> _What to produce_
Among the records below, find the lines containing "value" and state only how many there are.
______________________________
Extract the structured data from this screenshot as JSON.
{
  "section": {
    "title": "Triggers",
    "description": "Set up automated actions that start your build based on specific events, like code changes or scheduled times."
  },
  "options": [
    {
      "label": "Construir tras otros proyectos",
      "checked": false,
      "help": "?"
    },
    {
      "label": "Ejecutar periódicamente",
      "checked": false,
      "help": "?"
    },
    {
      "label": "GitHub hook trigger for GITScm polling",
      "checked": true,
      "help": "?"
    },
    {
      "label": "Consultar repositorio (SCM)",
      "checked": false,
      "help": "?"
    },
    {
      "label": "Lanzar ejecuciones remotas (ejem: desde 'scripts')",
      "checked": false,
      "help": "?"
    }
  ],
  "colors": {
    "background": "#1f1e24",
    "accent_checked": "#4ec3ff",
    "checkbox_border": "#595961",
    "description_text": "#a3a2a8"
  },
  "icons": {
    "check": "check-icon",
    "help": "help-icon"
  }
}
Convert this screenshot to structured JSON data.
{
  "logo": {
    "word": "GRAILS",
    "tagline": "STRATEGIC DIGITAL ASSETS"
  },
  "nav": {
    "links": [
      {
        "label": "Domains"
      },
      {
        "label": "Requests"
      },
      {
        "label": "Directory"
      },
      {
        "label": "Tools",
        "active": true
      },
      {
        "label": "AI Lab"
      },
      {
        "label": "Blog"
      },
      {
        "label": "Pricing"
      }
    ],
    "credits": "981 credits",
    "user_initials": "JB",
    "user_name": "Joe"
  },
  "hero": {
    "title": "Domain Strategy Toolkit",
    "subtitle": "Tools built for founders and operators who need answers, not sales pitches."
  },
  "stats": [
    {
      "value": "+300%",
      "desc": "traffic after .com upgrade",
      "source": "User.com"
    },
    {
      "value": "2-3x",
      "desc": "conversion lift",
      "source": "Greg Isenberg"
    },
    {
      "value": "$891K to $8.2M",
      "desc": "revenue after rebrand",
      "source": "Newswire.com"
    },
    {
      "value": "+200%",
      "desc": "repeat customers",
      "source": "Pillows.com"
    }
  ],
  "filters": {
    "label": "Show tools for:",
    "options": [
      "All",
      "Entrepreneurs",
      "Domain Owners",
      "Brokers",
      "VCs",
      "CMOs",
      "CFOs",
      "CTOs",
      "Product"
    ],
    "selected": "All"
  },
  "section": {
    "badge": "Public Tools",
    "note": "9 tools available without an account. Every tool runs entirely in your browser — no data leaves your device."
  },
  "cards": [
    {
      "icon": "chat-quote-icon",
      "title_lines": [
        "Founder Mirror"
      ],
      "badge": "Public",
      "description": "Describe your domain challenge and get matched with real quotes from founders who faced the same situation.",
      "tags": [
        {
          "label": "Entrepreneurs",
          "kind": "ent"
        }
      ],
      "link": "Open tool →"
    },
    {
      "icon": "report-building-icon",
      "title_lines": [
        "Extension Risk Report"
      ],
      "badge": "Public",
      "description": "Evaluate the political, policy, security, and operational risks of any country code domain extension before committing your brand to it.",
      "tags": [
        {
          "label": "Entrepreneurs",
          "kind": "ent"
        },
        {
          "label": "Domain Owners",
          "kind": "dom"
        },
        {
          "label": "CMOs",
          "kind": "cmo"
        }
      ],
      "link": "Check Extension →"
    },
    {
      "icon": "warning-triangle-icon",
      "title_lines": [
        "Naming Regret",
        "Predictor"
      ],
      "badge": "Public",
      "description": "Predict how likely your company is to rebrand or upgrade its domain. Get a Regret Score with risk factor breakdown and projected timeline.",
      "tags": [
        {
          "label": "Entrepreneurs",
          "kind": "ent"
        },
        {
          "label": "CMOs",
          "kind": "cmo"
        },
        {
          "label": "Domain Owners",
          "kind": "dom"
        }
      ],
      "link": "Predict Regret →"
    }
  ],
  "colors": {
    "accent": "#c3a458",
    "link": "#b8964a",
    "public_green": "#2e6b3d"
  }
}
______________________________
> _Your response_
4